Photography: Johnny Miller
Photography: Johnny Miller8 of 9
A seemingly infinite array of star inspired sweets will satisfy every cookie craving.
Clockwise from top right: Chocolate-mint crackles reminiscent of asteroids, lemon cookies with a sprinkling of star-shaped edible glitter, chocolate cookies with melted peppermint candy in the cutouts, flaky quince-fig pinwheels, graham-cracker sandwiches with marshmallow and coconut, sugar cookies with royal icing and edible silver dust, chocolate-chicory logs cut into pointy pieces to resemble a star when arranged on a plate, and linzer stars (we’ve offset the top cookie for a twist on tradition).

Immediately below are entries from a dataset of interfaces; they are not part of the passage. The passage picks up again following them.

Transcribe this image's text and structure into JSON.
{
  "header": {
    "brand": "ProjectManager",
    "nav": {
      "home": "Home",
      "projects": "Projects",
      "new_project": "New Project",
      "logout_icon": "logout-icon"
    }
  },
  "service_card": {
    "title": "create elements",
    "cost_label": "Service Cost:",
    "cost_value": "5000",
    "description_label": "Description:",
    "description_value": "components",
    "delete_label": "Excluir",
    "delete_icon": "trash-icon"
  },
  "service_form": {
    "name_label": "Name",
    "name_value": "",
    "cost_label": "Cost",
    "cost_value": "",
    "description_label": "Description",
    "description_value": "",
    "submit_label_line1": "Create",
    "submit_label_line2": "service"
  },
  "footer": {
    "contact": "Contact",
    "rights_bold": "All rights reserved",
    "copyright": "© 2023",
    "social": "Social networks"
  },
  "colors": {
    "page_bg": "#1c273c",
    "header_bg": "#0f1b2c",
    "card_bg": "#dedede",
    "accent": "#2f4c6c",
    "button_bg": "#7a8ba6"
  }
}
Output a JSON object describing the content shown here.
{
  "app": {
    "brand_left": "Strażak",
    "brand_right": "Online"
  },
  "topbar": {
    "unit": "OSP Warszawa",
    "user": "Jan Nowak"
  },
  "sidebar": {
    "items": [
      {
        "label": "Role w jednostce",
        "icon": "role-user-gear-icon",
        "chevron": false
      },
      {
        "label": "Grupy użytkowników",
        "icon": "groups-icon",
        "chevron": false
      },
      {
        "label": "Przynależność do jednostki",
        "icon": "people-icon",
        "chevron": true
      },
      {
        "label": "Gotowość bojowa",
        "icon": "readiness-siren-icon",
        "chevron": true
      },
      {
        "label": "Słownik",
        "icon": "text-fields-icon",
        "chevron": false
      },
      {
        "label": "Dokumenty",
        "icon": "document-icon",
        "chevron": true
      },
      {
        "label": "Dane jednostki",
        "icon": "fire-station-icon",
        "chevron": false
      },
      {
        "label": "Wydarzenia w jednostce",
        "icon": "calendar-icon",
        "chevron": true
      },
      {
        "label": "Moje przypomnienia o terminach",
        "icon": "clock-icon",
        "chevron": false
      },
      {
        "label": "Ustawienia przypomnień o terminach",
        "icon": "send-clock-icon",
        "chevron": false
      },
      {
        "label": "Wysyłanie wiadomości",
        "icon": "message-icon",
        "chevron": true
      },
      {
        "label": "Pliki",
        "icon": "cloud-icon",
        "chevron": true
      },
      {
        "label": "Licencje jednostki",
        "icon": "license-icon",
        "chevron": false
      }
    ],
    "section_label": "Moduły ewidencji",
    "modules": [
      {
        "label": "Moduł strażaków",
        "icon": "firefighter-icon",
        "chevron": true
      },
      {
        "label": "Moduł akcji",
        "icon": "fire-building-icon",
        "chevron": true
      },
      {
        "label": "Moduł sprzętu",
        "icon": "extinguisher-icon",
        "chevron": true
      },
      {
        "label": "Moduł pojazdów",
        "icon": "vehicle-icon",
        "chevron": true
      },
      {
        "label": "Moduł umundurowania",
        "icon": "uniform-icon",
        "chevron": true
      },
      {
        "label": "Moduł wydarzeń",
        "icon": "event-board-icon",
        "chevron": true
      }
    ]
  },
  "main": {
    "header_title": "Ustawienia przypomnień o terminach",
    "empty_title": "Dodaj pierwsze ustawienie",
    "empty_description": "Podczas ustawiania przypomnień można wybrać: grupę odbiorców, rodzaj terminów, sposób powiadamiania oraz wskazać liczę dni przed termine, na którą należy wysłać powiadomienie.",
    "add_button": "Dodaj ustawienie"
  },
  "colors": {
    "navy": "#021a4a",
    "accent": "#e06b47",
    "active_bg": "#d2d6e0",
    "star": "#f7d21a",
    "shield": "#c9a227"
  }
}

Think outside the box (or rather, below the treetop) by adding starry ornaments throughout your Yuletide evergreen. In keeping with the metallic mode, the container is made from silver-sprayed twigs glued to a round pot. A splendidly decked-out concolor fir, enticing displays of cookies, and a crossed pair of linen runners painted with stars -- who knew an entire holiday universe could exist on a tabletop? Use our template to stencil your own.